Cutting Taxes = Increasing Revenue
Taxes were very high, but no real revenue was coming in. That’s because the system of taxes at that time was an early form of income tax that centered on the government taking a large percentage of a farmer’s crops.
So Ching Ti did something bold and innovative: he cut taxes.
Overnight, taxes went from over 50% down to about 3%. Farmers, who had fled to the hills to escape draconian tax rates, now came home and began farming again. To make a long story short, Ching Ti’s greatest problem while governing was trying to keep all the grain in his barns from spoiling.
It seems that ancient Chinese history is good for more than just cutesy script on a fortune cookie.
Today, Democrats in Congress are defending Barack Obama’s plan to increase taxes on people making more than $250,000 a year. These are the folks Democrats consider “rich.” They represent white-collar America—small-town doctors, lawyers, small business owners. In short, they are some of the most productive people in our country.
These are the people who create most of the jobs in America. They are also some of the biggest spenders in our consumer-based economy. Raising taxes on these people will create the same problem that Ching Ti’s predecessor faced— people stopped hiring, producing, and spending, and revenue plummeted.
After an initial spike in revenue (which may not even happen, since we’re in the greatest economic downturn since the Great Depression), tax collections for President Obama’s government will not meet expectations. And since our government perpetually spends more than it takes in, our deficit will continue to grow unless massive spending cuts are enacted.
And that brings up a related point.
Speaker of the House Nancy Pelosi and her liberal colleagues blame the Bush tax cuts for the present deficit disaster. But they’re wrong—100% wrong.
Tax cuts did not create our current deficits—over-spending did. Federal Revenue collection during the Bush years went through an initial drop (down to mid-1990s levels) but gradually angled up during his second term to eventually exceed collections prior to implementing the tax cuts Democrats blame for the deficit problem. However, federal spending kept exceeding revenue collection during all eight years of the Bush administration.
The bottom line is that we don’t have a revenue problem in Washington—we have a spending problem.
But President Obama and Nancy Pelosi’s answer is to increase revenue through tax increases—not spending cuts. The result will be disaster. Over the long run, less revenue will come in to the treasury, but people will not get any richer.
Cutting taxes means people get to keep more of their own money. Tax cuts on the “rich” mean the people who produce the most wealth in the country can continue to be rewarded for creating wealth. This incentivizes them to keep creating jobs and investing in our country.

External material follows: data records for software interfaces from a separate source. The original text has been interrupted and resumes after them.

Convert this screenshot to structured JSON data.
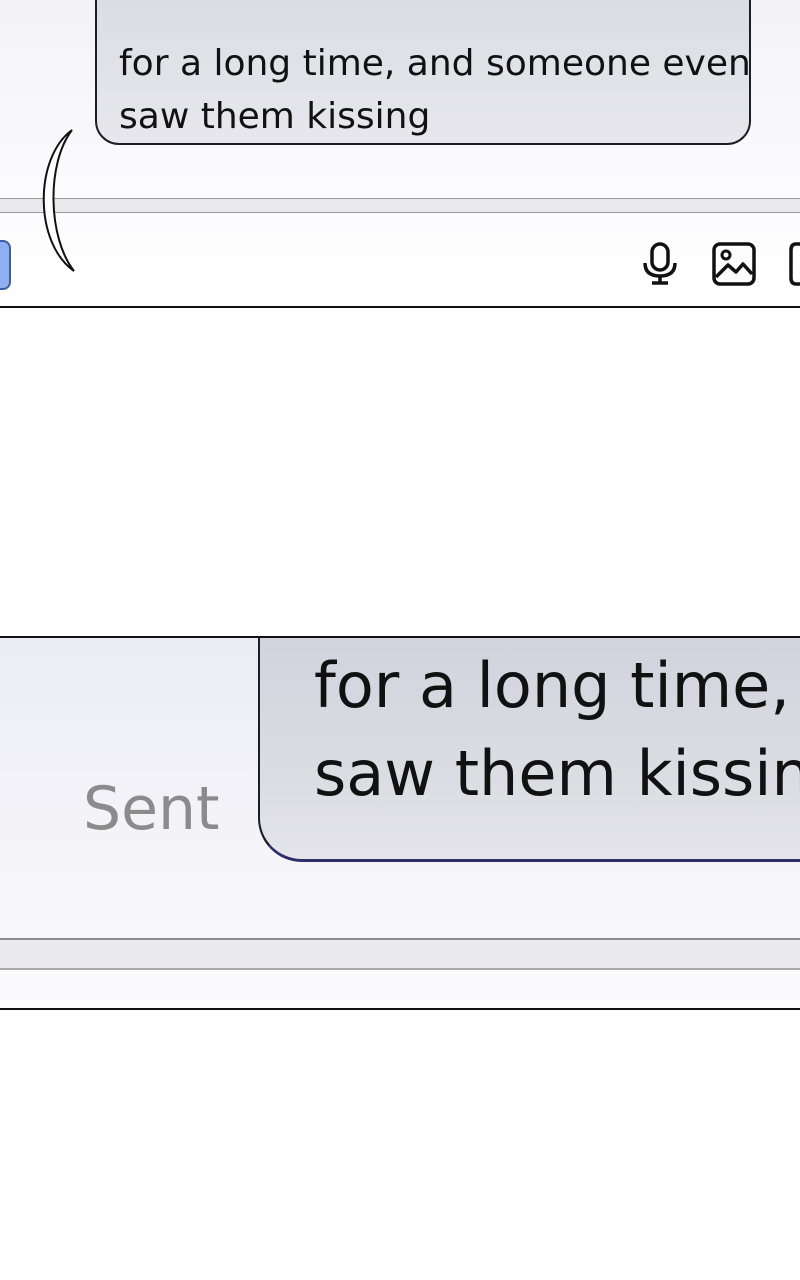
{
  "panel1": {
    "bubble_lines": [
      "for a long time, and someone even",
      "saw them kissing"
    ],
    "icons": [
      "microphone-icon",
      "image-icon",
      "camera-icon"
    ]
  },
  "panel2": {
    "status_text": "Sent",
    "bubble_lines": [
      "for a long time, and someone even",
      "saw them kissing"
    ]
  }
}
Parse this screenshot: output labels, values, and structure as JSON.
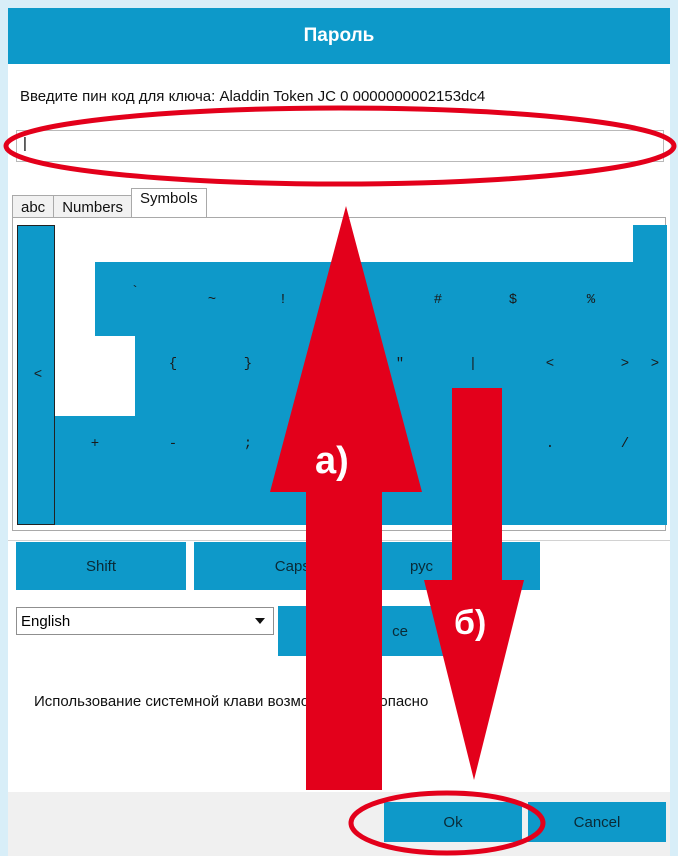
{
  "dialog": {
    "title": "Пароль",
    "prompt": "Введите пин код для ключа: Aladdin Token JC 0 0000000002153dc4",
    "pin_value": "|"
  },
  "tabs": [
    {
      "label": "abc",
      "active": false
    },
    {
      "label": "Numbers",
      "active": false
    },
    {
      "label": "Symbols",
      "active": true
    }
  ],
  "keyboard": {
    "row1": [
      "`",
      "~",
      "!",
      "#",
      "$",
      "%"
    ],
    "row2": [
      "<",
      "{",
      "}",
      "\"",
      "|",
      "<",
      ">",
      ">"
    ],
    "row3": [
      "+",
      "-",
      ";",
      ".",
      "/"
    ]
  },
  "controls": {
    "shift": "Shift",
    "capslock": "CapsLoc",
    "language_toggle": "рус",
    "backspace": "ce",
    "language_select": "English"
  },
  "warning": "Использование системной клави        возможно    небезопасно",
  "footer": {
    "ok": "Ok",
    "cancel": "Cancel"
  },
  "annotations": {
    "up_label": "а)",
    "down_label": "б)"
  },
  "colors": {
    "accent": "#0e99c9",
    "annotation": "#e3001b"
  }
}
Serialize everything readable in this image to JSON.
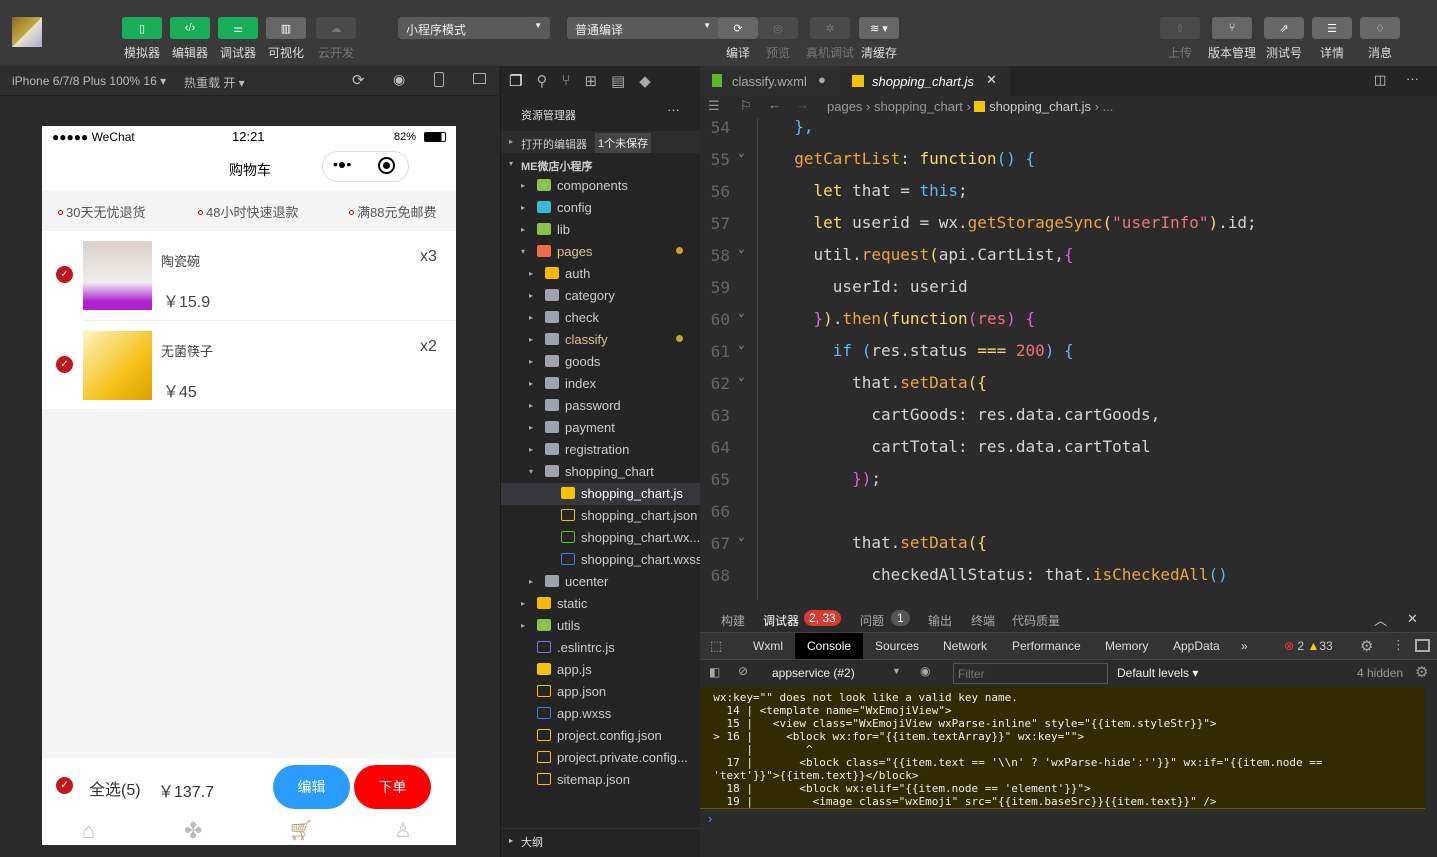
{
  "toolbar": {
    "left_buttons": [
      {
        "label": "模拟器",
        "icon": "phone-icon"
      },
      {
        "label": "编辑器",
        "icon": "code-icon"
      },
      {
        "label": "调试器",
        "icon": "debug-icon"
      },
      {
        "label": "可视化",
        "icon": "layout-icon"
      },
      {
        "label": "云开发",
        "icon": "cloud-icon"
      }
    ],
    "mode_select": "小程序模式",
    "compile_select": "普通编译",
    "mid_buttons": [
      {
        "label": "编译",
        "icon": "refresh-icon"
      },
      {
        "label": "预览",
        "icon": "eye-icon"
      },
      {
        "label": "真机调试",
        "icon": "bug-icon"
      },
      {
        "label": "清缓存",
        "icon": "layers-icon"
      }
    ],
    "right_buttons": [
      {
        "label": "上传",
        "icon": "upload-icon"
      },
      {
        "label": "版本管理",
        "icon": "branch-icon"
      },
      {
        "label": "测试号",
        "icon": "external-icon"
      },
      {
        "label": "详情",
        "icon": "menu-icon"
      },
      {
        "label": "消息",
        "icon": "bell-icon"
      }
    ]
  },
  "simulator": {
    "device": "iPhone 6/7/8 Plus 100% 16 ▾",
    "hot_reload": "热重载 开 ▾"
  },
  "phone": {
    "carrier": "●●●●● WeChat",
    "time": "12:21",
    "battery": "82%",
    "title": "购物车",
    "tags": [
      "30天无忧退货",
      "48小时快速退款",
      "满88元免邮费"
    ],
    "items": [
      {
        "name": "陶瓷碗",
        "price": "￥15.9",
        "qty": "x3"
      },
      {
        "name": "无菌筷子",
        "price": "￥45",
        "qty": "x2"
      }
    ],
    "select_all": "全选(5)",
    "total": "￥137.7",
    "edit_button": "编辑",
    "order_button": "下单"
  },
  "explorer": {
    "title": "资源管理器",
    "open_editors": "打开的编辑器",
    "unsaved": "1个未保存",
    "project": "ME微店小程序",
    "outline": "大纲",
    "tree": [
      {
        "name": "components",
        "lvl": 0,
        "type": "folder-g",
        "arrow": "▸"
      },
      {
        "name": "config",
        "lvl": 0,
        "type": "folder-b",
        "arrow": "▸"
      },
      {
        "name": "lib",
        "lvl": 0,
        "type": "folder-g",
        "arrow": "▸"
      },
      {
        "name": "pages",
        "lvl": 0,
        "type": "folder-r",
        "arrow": "▾",
        "mod": true
      },
      {
        "name": "auth",
        "lvl": 1,
        "type": "folder-y",
        "arrow": "▸"
      },
      {
        "name": "category",
        "lvl": 1,
        "type": "folder",
        "arrow": "▸"
      },
      {
        "name": "check",
        "lvl": 1,
        "type": "folder",
        "arrow": "▸"
      },
      {
        "name": "classify",
        "lvl": 1,
        "type": "folder",
        "arrow": "▸",
        "mod": true
      },
      {
        "name": "goods",
        "lvl": 1,
        "type": "folder",
        "arrow": "▸"
      },
      {
        "name": "index",
        "lvl": 1,
        "type": "folder",
        "arrow": "▸"
      },
      {
        "name": "password",
        "lvl": 1,
        "type": "folder",
        "arrow": "▸"
      },
      {
        "name": "payment",
        "lvl": 1,
        "type": "folder",
        "arrow": "▸"
      },
      {
        "name": "registration",
        "lvl": 1,
        "type": "folder",
        "arrow": "▸"
      },
      {
        "name": "shopping_chart",
        "lvl": 1,
        "type": "folder",
        "arrow": "▾"
      },
      {
        "name": "shopping_chart.js",
        "lvl": 2,
        "type": "js",
        "active": true
      },
      {
        "name": "shopping_chart.json",
        "lvl": 2,
        "type": "json"
      },
      {
        "name": "shopping_chart.wx...",
        "lvl": 2,
        "type": "wxml"
      },
      {
        "name": "shopping_chart.wxss",
        "lvl": 2,
        "type": "wxss"
      },
      {
        "name": "ucenter",
        "lvl": 1,
        "type": "folder",
        "arrow": "▸"
      },
      {
        "name": "static",
        "lvl": 0,
        "type": "folder-y",
        "arrow": "▸"
      },
      {
        "name": "utils",
        "lvl": 0,
        "type": "folder-g",
        "arrow": "▸"
      },
      {
        "name": ".eslintrc.js",
        "lvl": 0,
        "type": "eslint"
      },
      {
        "name": "app.js",
        "lvl": 0,
        "type": "js"
      },
      {
        "name": "app.json",
        "lvl": 0,
        "type": "json"
      },
      {
        "name": "app.wxss",
        "lvl": 0,
        "type": "wxss"
      },
      {
        "name": "project.config.json",
        "lvl": 0,
        "type": "json"
      },
      {
        "name": "project.private.config...",
        "lvl": 0,
        "type": "json"
      },
      {
        "name": "sitemap.json",
        "lvl": 0,
        "type": "json"
      }
    ]
  },
  "editor": {
    "tabs": [
      {
        "label": "classify.wxml",
        "modified": true
      },
      {
        "label": "shopping_chart.js",
        "active": true
      }
    ],
    "breadcrumb": [
      "pages",
      "shopping_chart",
      "shopping_chart.js",
      "..."
    ],
    "lines": [
      {
        "n": "54",
        "t": [
          [
            "  ",
            "w"
          ],
          [
            "},",
            "b"
          ]
        ]
      },
      {
        "n": "55",
        "f": true,
        "t": [
          [
            "  ",
            "w"
          ],
          [
            "getCartList",
            "o"
          ],
          [
            ": ",
            "w"
          ],
          [
            "function",
            "y"
          ],
          [
            "() {",
            "b"
          ]
        ]
      },
      {
        "n": "56",
        "t": [
          [
            "    ",
            "w"
          ],
          [
            "let",
            "y"
          ],
          [
            " that = ",
            "w"
          ],
          [
            "this",
            "b"
          ],
          [
            ";",
            "w"
          ]
        ]
      },
      {
        "n": "57",
        "t": [
          [
            "    ",
            "w"
          ],
          [
            "let",
            "y"
          ],
          [
            " userid = wx.",
            "w"
          ],
          [
            "getStorageSync",
            "o"
          ],
          [
            "(",
            "y"
          ],
          [
            "\"userInfo\"",
            "s"
          ],
          [
            ")",
            "y"
          ],
          [
            ".id;",
            "w"
          ]
        ]
      },
      {
        "n": "58",
        "f": true,
        "t": [
          [
            "    util.",
            "w"
          ],
          [
            "request",
            "o"
          ],
          [
            "(",
            "y"
          ],
          [
            "api.CartList,",
            "w"
          ],
          [
            "{",
            "m"
          ]
        ]
      },
      {
        "n": "59",
        "t": [
          [
            "      userId: userid",
            "w"
          ]
        ]
      },
      {
        "n": "60",
        "f": true,
        "t": [
          [
            "    ",
            "w"
          ],
          [
            "}",
            "m"
          ],
          [
            ")",
            "y"
          ],
          [
            ".",
            "w"
          ],
          [
            "then",
            "o"
          ],
          [
            "(",
            "y"
          ],
          [
            "function",
            "y"
          ],
          [
            "(",
            "m"
          ],
          [
            "res",
            "s"
          ],
          [
            ") ",
            "m"
          ],
          [
            "{",
            "m"
          ]
        ]
      },
      {
        "n": "61",
        "f": true,
        "t": [
          [
            "      ",
            "w"
          ],
          [
            "if",
            "b"
          ],
          [
            " (",
            "b"
          ],
          [
            "res.status ",
            "w"
          ],
          [
            "===",
            "y"
          ],
          [
            " ",
            "w"
          ],
          [
            "200",
            "s"
          ],
          [
            ") {",
            "b"
          ]
        ]
      },
      {
        "n": "62",
        "f": true,
        "t": [
          [
            "        that.",
            "w"
          ],
          [
            "setData",
            "o"
          ],
          [
            "({",
            "y"
          ]
        ]
      },
      {
        "n": "63",
        "t": [
          [
            "          cartGoods: res.data.cartGoods,",
            "w"
          ]
        ]
      },
      {
        "n": "64",
        "t": [
          [
            "          cartTotal: res.data.cartTotal",
            "w"
          ]
        ]
      },
      {
        "n": "65",
        "t": [
          [
            "        ",
            "w"
          ],
          [
            "})",
            "m"
          ],
          [
            ";",
            "w"
          ]
        ]
      },
      {
        "n": "66",
        "t": []
      },
      {
        "n": "67",
        "f": true,
        "t": [
          [
            "        that.",
            "w"
          ],
          [
            "setData",
            "o"
          ],
          [
            "({",
            "y"
          ]
        ]
      },
      {
        "n": "68",
        "t": [
          [
            "          checkedAllStatus: that.",
            "w"
          ],
          [
            "isCheckedAll",
            "o"
          ],
          [
            "()",
            "b"
          ]
        ]
      }
    ]
  },
  "panel": {
    "tabs": [
      "构建",
      "调试器",
      "问题",
      "输出",
      "终端",
      "代码质量"
    ],
    "debugger_badge": "2, 33",
    "problems_badge": "1",
    "devtools_tabs": [
      "Wxml",
      "Console",
      "Sources",
      "Network",
      "Performance",
      "Memory",
      "AppData",
      "»"
    ],
    "errors": "2",
    "warnings": "33",
    "context": "appservice (#2)",
    "filter_placeholder": "Filter",
    "levels": "Default levels ▾",
    "hidden": "4 hidden",
    "console_lines": [
      "  wx:key=\"\" does not look like a valid key name.",
      "    14 | <template name=\"WxEmojiView\">",
      "    15 |   <view class=\"WxEmojiView wxParse-inline\" style=\"{{item.styleStr}}\">",
      "  > 16 |     <block wx:for=\"{{item.textArray}}\" wx:key=\"\">",
      "       |        ^",
      "    17 |       <block class=\"{{item.text == '\\\\n' ? 'wxParse-hide':''}}\" wx:if=\"{{item.node ==",
      "  'text'}}\">{{item.text}}</block>",
      "    18 |       <block wx:elif=\"{{item.node == 'element'}}\">",
      "    19 |         <image class=\"wxEmoji\" src=\"{{item.baseSrc}}{{item.text}}\" />"
    ],
    "prompt": "›"
  },
  "colors": {
    "accent_green": "#1aad5a",
    "check_red": "#c3161c",
    "edit_blue": "#2a9bff",
    "order_red": "#ff0000",
    "warning_bg": "#332b00"
  }
}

Reaganomics has not failed. Reaganomics has never been fully implemented—even under Reagan! Which leads to my final point: Republicans don’t get off the hook.
One major reason we’re in the mess we’re in is because of President Bush’s duel-personality political convictions. On the one hand, Bush wanted to be the fiscal conservative, cutting taxes. On the other hand, he wanted to be the “Compassionate Conservative,” doling out government funds like they were going out of style.
To say Bush spent money like a drunken sailor is a slam on the good name of drunken sailors everywhere. Even if you remove spending for the Iraq War, Bush was one of the biggest spending presidents in modern history.
Republicans in Congress today are blasting President Obama’s budget and stimulus package for its excessive spending on liberal wealth redistribution—and rightly so. But their credibility is severely damaged when one considers that for several years, many of these same Republicans gave President Bush whatever he wanted—including several $ trillion in new debt to finance his own version of “compassionate conservative” wealth redistribution.
If Republicans are to gain back any trust from the American people, they must honestly and candidly admit (as Gov. Bobby Jindal did recently before a national television audience) that Republicans governed badly when they held the reins in Washington.
I am glad to see a renewed vigor among many conservatives in Washington to tread the “ancient paths” once again and fight tax and spending increases. The current path President Obama and Nancy Pelosi has us on will likely make Americans pine away for the “good ol’ days” of the Carter Administration.
My recommendation is that Republicans nominate a Ching Ti for President in 2012.
Related Webpage: Useful Facts on Who Pays the Nation’s Taxes